But what does a frugal person really look like? That is almost as impossible a question to answer as “What does a middle class person look like”. The reality is that there are as many different frugal folks, with as many different reasons for being frugal as there are “regular” consumers! In my case, what would someone see looking at me?
They would see a nice 3-bedroom home somewhat stylishly, although not lavishly, decorated. They would see 3 cars, a camper and 2 motorcycles. Well dressed children (frequently in name brand stuff) with their drawers overflowing with clothing and their rooms full of toys. The backyard shed is full of bright plastic things for the little ones, and the barn is full of hobby stuff for the big kid (a.k.a. dh). I dress pretty stylishly, well as stylishly as a 30 something mother of two can. We even have a hot tub on the back deck! In short, we pretty much look like everyone else on our block.
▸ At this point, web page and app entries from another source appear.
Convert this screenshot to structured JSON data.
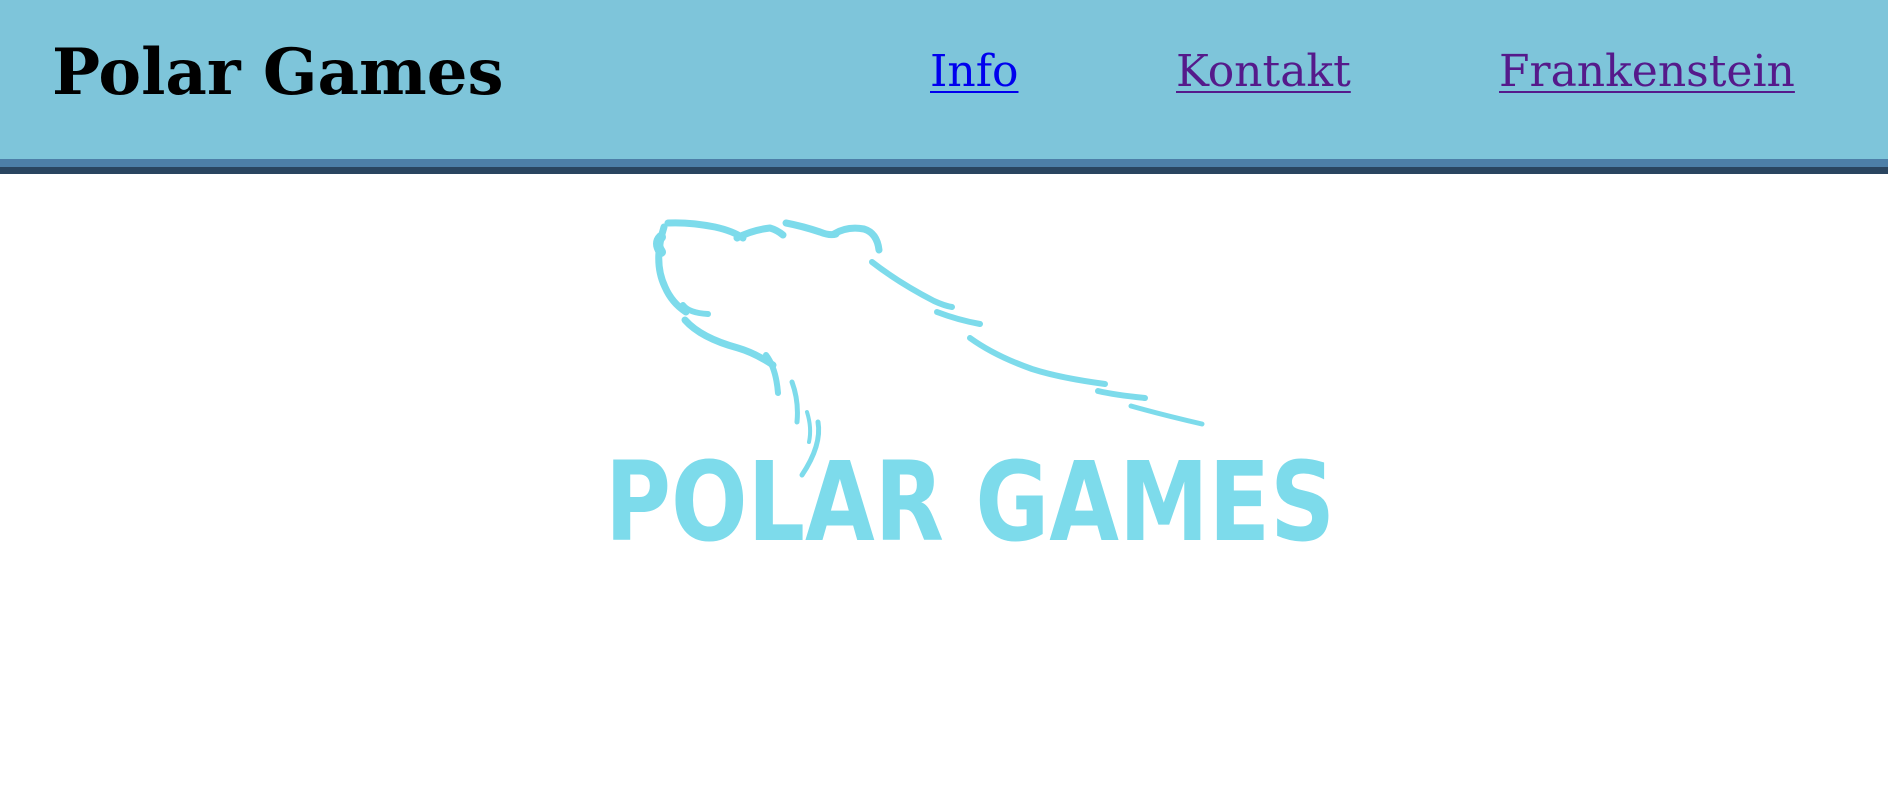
{
  "header": {
    "title": "Polar Games",
    "background_color": "#7ec5da"
  },
  "nav": {
    "items": [
      {
        "label": "Info",
        "color": "#0000ee",
        "state": "unvisited"
      },
      {
        "label": "Kontakt",
        "color": "#551a8b",
        "state": "visited"
      },
      {
        "label": "Frankenstein",
        "color": "#551a8b",
        "state": "visited"
      }
    ]
  },
  "logo": {
    "text": "POLAR GAMES",
    "icon": "polar-bear-head-icon",
    "color": "#7ddbeb"
  }
}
From outward appearances we actually appear to be better off than quite a few folks in our town.
I don’t think that anyone, looking at my family or looking in the normal, publicly traveled areas of my house would be able to tell that we practice frugality at all. (of course that gets blown out of the water pretty much any time I open my mouth, I’m somewhat of an evangelist sometimes-well, ok, most of the time) They would have to look a little deeper to see the signs of frugality.
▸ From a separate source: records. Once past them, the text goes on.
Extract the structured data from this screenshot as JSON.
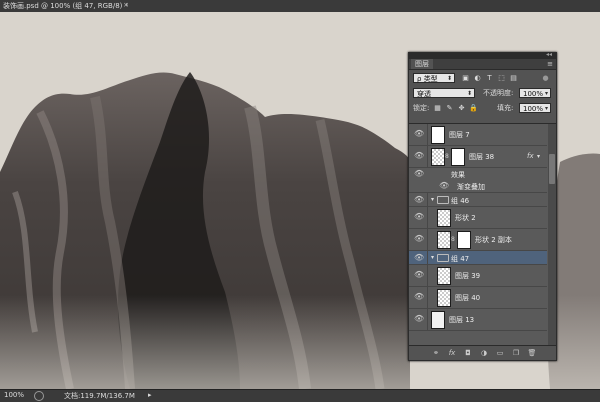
{
  "document": {
    "tab_title": "装饰画.psd @ 100% (组 47, RGB/8) *",
    "close": "×"
  },
  "layers_panel": {
    "tab_label": "图层",
    "collapse": "◂◂",
    "menu_icon": "≡",
    "filter_type": "类型",
    "filter_search": "ρ",
    "blend_mode": "穿透",
    "opacity_label": "不透明度:",
    "opacity_value": "100%",
    "lock_label": "锁定:",
    "fill_label": "填充:",
    "fill_value": "100%",
    "layers": [
      {
        "name": "图层 7"
      },
      {
        "name": "图层 38",
        "fx": "fx"
      },
      {
        "name": "效果"
      },
      {
        "name": "渐变叠加"
      },
      {
        "name": "组 46"
      },
      {
        "name": "形状 2"
      },
      {
        "name": "形状 2 副本"
      },
      {
        "name": "组 47"
      },
      {
        "name": "图层 39"
      },
      {
        "name": "图层 40"
      },
      {
        "name": "图层 13"
      }
    ],
    "selected_layer": "组 47"
  },
  "status_bar": {
    "zoom": "100%",
    "doc_info": "文档:119.7M/136.7M",
    "arrow": "▸"
  },
  "colors": {
    "canvas_background": "#d9d4cc",
    "rock_dark": "#2a2624",
    "panel_bg": "#535353",
    "selected_row": "#4f637c"
  },
  "icons": [
    "eye-icon",
    "chain-link-icon",
    "folder-icon",
    "lock-icon",
    "search-icon",
    "filter-icons",
    "fx-icon",
    "new-layer-icon",
    "trash-icon",
    "mask-icon",
    "adjustment-icon",
    "group-icon"
  ]
}
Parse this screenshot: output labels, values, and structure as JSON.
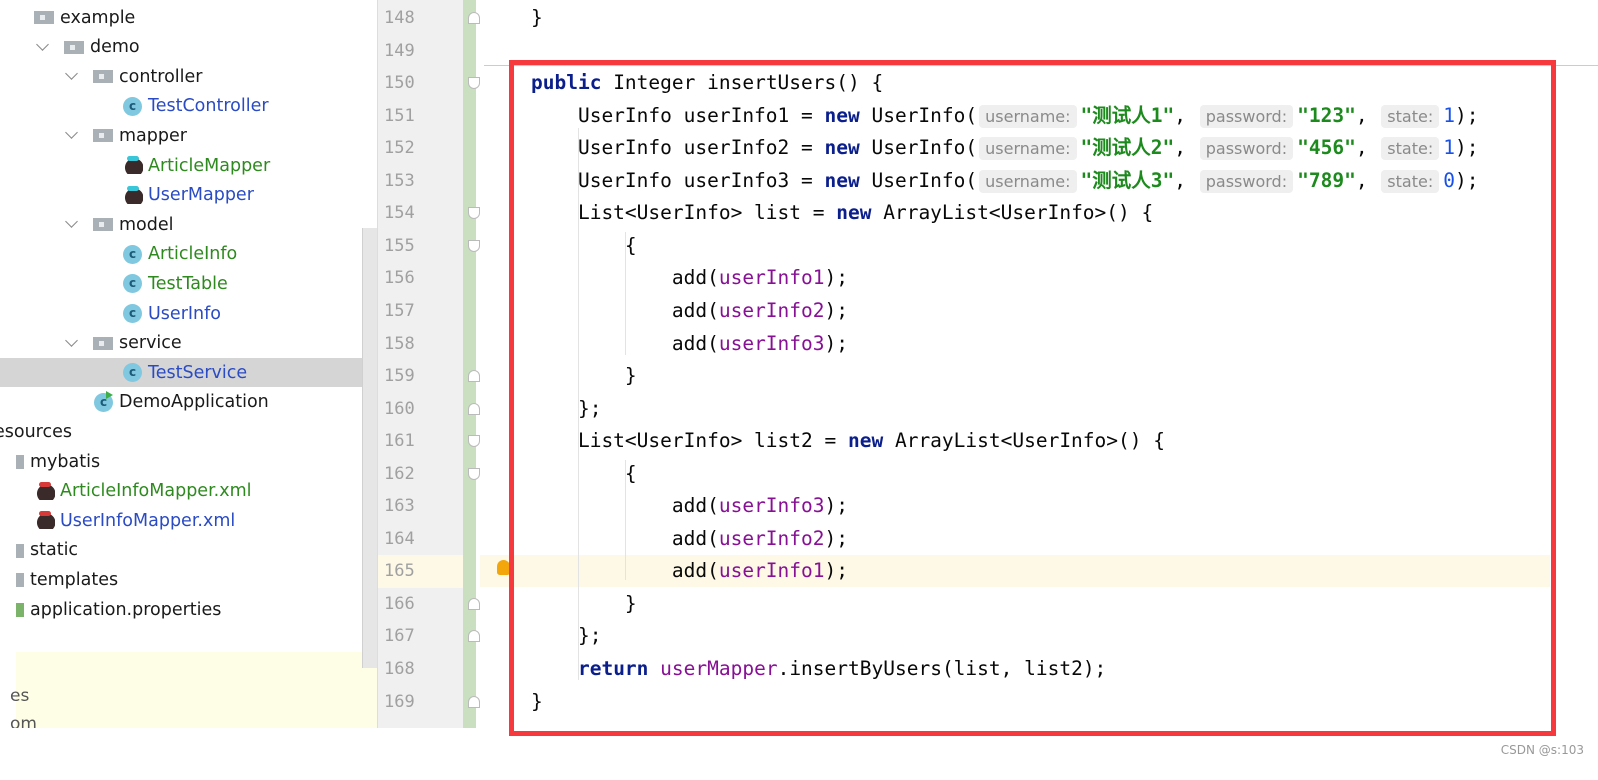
{
  "project_tree": {
    "items": [
      {
        "label": "example",
        "type": "folder",
        "color": "default"
      },
      {
        "label": "demo",
        "type": "folder",
        "color": "default"
      },
      {
        "label": "controller",
        "type": "folder",
        "color": "default"
      },
      {
        "label": "TestController",
        "type": "class",
        "color": "blue"
      },
      {
        "label": "mapper",
        "type": "folder",
        "color": "default"
      },
      {
        "label": "ArticleMapper",
        "type": "mybatis",
        "color": "green"
      },
      {
        "label": "UserMapper",
        "type": "mybatis",
        "color": "blue"
      },
      {
        "label": "model",
        "type": "folder",
        "color": "default"
      },
      {
        "label": "ArticleInfo",
        "type": "class",
        "color": "green"
      },
      {
        "label": "TestTable",
        "type": "class",
        "color": "green"
      },
      {
        "label": "UserInfo",
        "type": "class",
        "color": "blue"
      },
      {
        "label": "service",
        "type": "folder",
        "color": "default"
      },
      {
        "label": "TestService",
        "type": "class",
        "color": "blue",
        "selected": true
      },
      {
        "label": "DemoApplication",
        "type": "app-class",
        "color": "default"
      },
      {
        "label": "esources",
        "type": "text",
        "color": "default"
      },
      {
        "label": "mybatis",
        "type": "folder",
        "color": "default"
      },
      {
        "label": "ArticleInfoMapper.xml",
        "type": "mybatis-xml",
        "color": "green"
      },
      {
        "label": "UserInfoMapper.xml",
        "type": "mybatis-xml",
        "color": "blue"
      },
      {
        "label": "static",
        "type": "folder",
        "color": "default"
      },
      {
        "label": "templates",
        "type": "folder",
        "color": "default"
      },
      {
        "label": "application.properties",
        "type": "properties",
        "color": "default"
      }
    ],
    "bottom_panel": [
      "es",
      "om"
    ]
  },
  "editor": {
    "line_numbers": [
      "148",
      "149",
      "150",
      "151",
      "152",
      "153",
      "154",
      "155",
      "156",
      "157",
      "158",
      "159",
      "160",
      "161",
      "162",
      "163",
      "164",
      "165",
      "166",
      "167",
      "168",
      "169"
    ],
    "current_line": "165",
    "lines": [
      [
        [
          "}",
          ""
        ]
      ],
      [],
      [
        [
          "public",
          "kw"
        ],
        [
          " Integer insertUsers() {",
          ""
        ]
      ],
      [
        [
          "    UserInfo userInfo1 = ",
          ""
        ],
        [
          "new",
          "kw"
        ],
        [
          " UserInfo(",
          ""
        ],
        [
          "username:",
          "hint"
        ],
        [
          "\"测试人1\"",
          "str"
        ],
        [
          ", ",
          ""
        ],
        [
          "password:",
          "hint"
        ],
        [
          "\"123\"",
          "str"
        ],
        [
          ", ",
          ""
        ],
        [
          "state:",
          "hint"
        ],
        [
          "1",
          "num"
        ],
        [
          ");",
          ""
        ]
      ],
      [
        [
          "    UserInfo userInfo2 = ",
          ""
        ],
        [
          "new",
          "kw"
        ],
        [
          " UserInfo(",
          ""
        ],
        [
          "username:",
          "hint"
        ],
        [
          "\"测试人2\"",
          "str"
        ],
        [
          ", ",
          ""
        ],
        [
          "password:",
          "hint"
        ],
        [
          "\"456\"",
          "str"
        ],
        [
          ", ",
          ""
        ],
        [
          "state:",
          "hint"
        ],
        [
          "1",
          "num"
        ],
        [
          ");",
          ""
        ]
      ],
      [
        [
          "    UserInfo userInfo3 = ",
          ""
        ],
        [
          "new",
          "kw"
        ],
        [
          " UserInfo(",
          ""
        ],
        [
          "username:",
          "hint"
        ],
        [
          "\"测试人3\"",
          "str"
        ],
        [
          ", ",
          ""
        ],
        [
          "password:",
          "hint"
        ],
        [
          "\"789\"",
          "str"
        ],
        [
          ", ",
          ""
        ],
        [
          "state:",
          "hint"
        ],
        [
          "0",
          "num"
        ],
        [
          ");",
          ""
        ]
      ],
      [
        [
          "    List<UserInfo> list = ",
          ""
        ],
        [
          "new",
          "kw"
        ],
        [
          " ArrayList<UserInfo>() {",
          ""
        ]
      ],
      [
        [
          "        {",
          ""
        ]
      ],
      [
        [
          "            add(",
          ""
        ],
        [
          "userInfo1",
          "field"
        ],
        [
          ");",
          ""
        ]
      ],
      [
        [
          "            add(",
          ""
        ],
        [
          "userInfo2",
          "field"
        ],
        [
          ");",
          ""
        ]
      ],
      [
        [
          "            add(",
          ""
        ],
        [
          "userInfo3",
          "field"
        ],
        [
          ");",
          ""
        ]
      ],
      [
        [
          "        }",
          ""
        ]
      ],
      [
        [
          "    };",
          ""
        ]
      ],
      [
        [
          "    List<UserInfo> list2 = ",
          ""
        ],
        [
          "new",
          "kw"
        ],
        [
          " ArrayList<UserInfo>() {",
          ""
        ]
      ],
      [
        [
          "        {",
          ""
        ]
      ],
      [
        [
          "            add(",
          ""
        ],
        [
          "userInfo3",
          "field"
        ],
        [
          ");",
          ""
        ]
      ],
      [
        [
          "            add(",
          ""
        ],
        [
          "userInfo2",
          "field"
        ],
        [
          ");",
          ""
        ]
      ],
      [
        [
          "            add(",
          ""
        ],
        [
          "userInfo1",
          "field"
        ],
        [
          ");",
          ""
        ]
      ],
      [
        [
          "        }",
          ""
        ]
      ],
      [
        [
          "    };",
          ""
        ]
      ],
      [
        [
          "    ",
          ""
        ],
        [
          "return",
          "kw"
        ],
        [
          " ",
          ""
        ],
        [
          "userMapper",
          "field"
        ],
        [
          ".insertByUsers(list, list2);",
          ""
        ]
      ],
      [
        [
          "}",
          ""
        ]
      ]
    ]
  },
  "highlight_color": "#f5393c",
  "watermark": "CSDN @s:103"
}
You would have to poke around my laundry room to see the tin of homemade laundry detergent, the old yogurt container full of sponges and fabric softener, the box of dishwasher detergent used to soak out stains, and the packages of “free sample” laundry detergent and fabric softener sheets.
You’d have to look in the pantry to see the Aldi’s and Save-a-lot brand labels on the boxes and cans, and the large stockpiles of food bought on sale and used to stock up the pantry (thereby avoiding last minute runs to the more expensive local store).
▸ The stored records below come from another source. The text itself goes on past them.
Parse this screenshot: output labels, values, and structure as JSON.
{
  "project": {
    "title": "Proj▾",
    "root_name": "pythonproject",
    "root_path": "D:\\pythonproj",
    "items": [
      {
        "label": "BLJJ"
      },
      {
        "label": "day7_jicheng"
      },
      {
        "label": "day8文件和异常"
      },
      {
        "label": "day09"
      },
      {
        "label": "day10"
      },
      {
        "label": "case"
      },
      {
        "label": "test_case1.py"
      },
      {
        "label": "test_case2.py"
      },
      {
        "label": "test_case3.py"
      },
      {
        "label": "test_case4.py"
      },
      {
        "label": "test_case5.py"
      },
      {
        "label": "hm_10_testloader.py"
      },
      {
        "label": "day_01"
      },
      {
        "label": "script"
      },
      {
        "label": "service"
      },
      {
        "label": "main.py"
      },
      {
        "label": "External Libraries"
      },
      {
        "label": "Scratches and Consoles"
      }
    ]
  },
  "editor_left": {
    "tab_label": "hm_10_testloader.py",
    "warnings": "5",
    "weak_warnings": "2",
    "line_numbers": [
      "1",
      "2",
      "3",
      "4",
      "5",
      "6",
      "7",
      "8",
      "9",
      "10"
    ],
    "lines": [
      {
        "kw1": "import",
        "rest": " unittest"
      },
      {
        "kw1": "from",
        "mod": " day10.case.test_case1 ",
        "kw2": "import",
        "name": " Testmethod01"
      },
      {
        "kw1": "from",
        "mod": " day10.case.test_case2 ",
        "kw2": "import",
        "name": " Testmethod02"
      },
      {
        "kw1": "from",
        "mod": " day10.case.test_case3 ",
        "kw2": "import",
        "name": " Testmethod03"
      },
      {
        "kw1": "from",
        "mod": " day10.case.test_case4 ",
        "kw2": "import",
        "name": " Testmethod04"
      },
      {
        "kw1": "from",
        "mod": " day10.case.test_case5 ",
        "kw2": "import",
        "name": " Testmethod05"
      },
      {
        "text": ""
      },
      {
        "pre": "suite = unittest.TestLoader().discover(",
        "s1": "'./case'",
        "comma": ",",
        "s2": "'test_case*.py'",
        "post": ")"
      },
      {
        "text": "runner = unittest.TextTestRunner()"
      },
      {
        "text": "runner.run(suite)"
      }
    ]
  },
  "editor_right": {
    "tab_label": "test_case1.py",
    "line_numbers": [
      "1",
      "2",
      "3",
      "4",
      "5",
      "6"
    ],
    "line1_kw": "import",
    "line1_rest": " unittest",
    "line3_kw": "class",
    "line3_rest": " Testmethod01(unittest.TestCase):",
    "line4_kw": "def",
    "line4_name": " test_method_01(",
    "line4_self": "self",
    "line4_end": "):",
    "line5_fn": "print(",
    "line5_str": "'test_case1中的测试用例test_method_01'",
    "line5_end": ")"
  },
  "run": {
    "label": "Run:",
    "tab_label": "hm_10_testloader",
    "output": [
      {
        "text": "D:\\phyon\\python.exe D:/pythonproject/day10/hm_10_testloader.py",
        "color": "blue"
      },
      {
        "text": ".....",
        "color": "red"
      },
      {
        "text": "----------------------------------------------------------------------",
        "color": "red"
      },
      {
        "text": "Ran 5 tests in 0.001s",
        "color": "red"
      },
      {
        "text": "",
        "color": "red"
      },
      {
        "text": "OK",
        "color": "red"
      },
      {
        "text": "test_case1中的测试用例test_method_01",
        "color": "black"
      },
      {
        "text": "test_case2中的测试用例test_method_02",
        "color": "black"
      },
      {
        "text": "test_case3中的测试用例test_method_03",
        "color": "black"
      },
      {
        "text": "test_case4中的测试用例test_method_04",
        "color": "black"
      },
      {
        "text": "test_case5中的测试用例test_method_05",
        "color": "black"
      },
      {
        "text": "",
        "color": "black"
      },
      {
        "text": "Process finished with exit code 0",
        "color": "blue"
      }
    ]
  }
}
You’d have to look in the back of the garage to see the bins of clothes for each child in the next 3 sizes up bought for a pittance at thrift stores and garage sales.
You would have to be told, while looking through my dresser drawers and the kids closets and drawers, that 90% of what you see are hand me downs and thrift store buys, to include winter coats, snowpants, boots and Thinsulate gloves.
You would have to look in the kitchen drawers to see that some of the baggies have been washed and reused, and that many of my baking supplies came from the Mennonite bulk food store.
If you looked closely you would see that the stack of VHS tapes and DVDs by the TV are from the library, and that the book lying open on the coffee table has a library sticker on the back.
You would have to be very pushy (and rather rude) to look in my purse, and wallet and online to see my price book, my checkbook balances, and my investments (which are just where dh and I want and expect them to be at this point).
And yes, you would have to be told that although one motorcycle, two cars and the camper were bought new (several years ago) the other car, motorcycle and even hot tub were bought second hand.
To me, living frugally is not limiting, or even embarrassing. It is a hobby and a calling, something I do because to me it doesn’t make sense NOT to do it. It is a way of conserving the resources that I have so that I can spend money where I want and need to without guilt. I truly enjoy my life and feel that by being frugal I am living it to the fullest rather than being more limited.
How I conserve resources and what the things that I want and need are will change over time. When I was working, my time was more limited and precious. At that point I was willing to spend more money on conveniences to have more time (and was in a position where I could indulge that choice). Right now, as a SAHM I have much more time (albeit in 10 or 15 min chunks between princess and buddy requiring my attention). Our savings and spending goals while we have young children are much different then they will be in 13 or 14 years when the little chickens have started to leave the coop. But to me the IDEA of being frugal will always continue.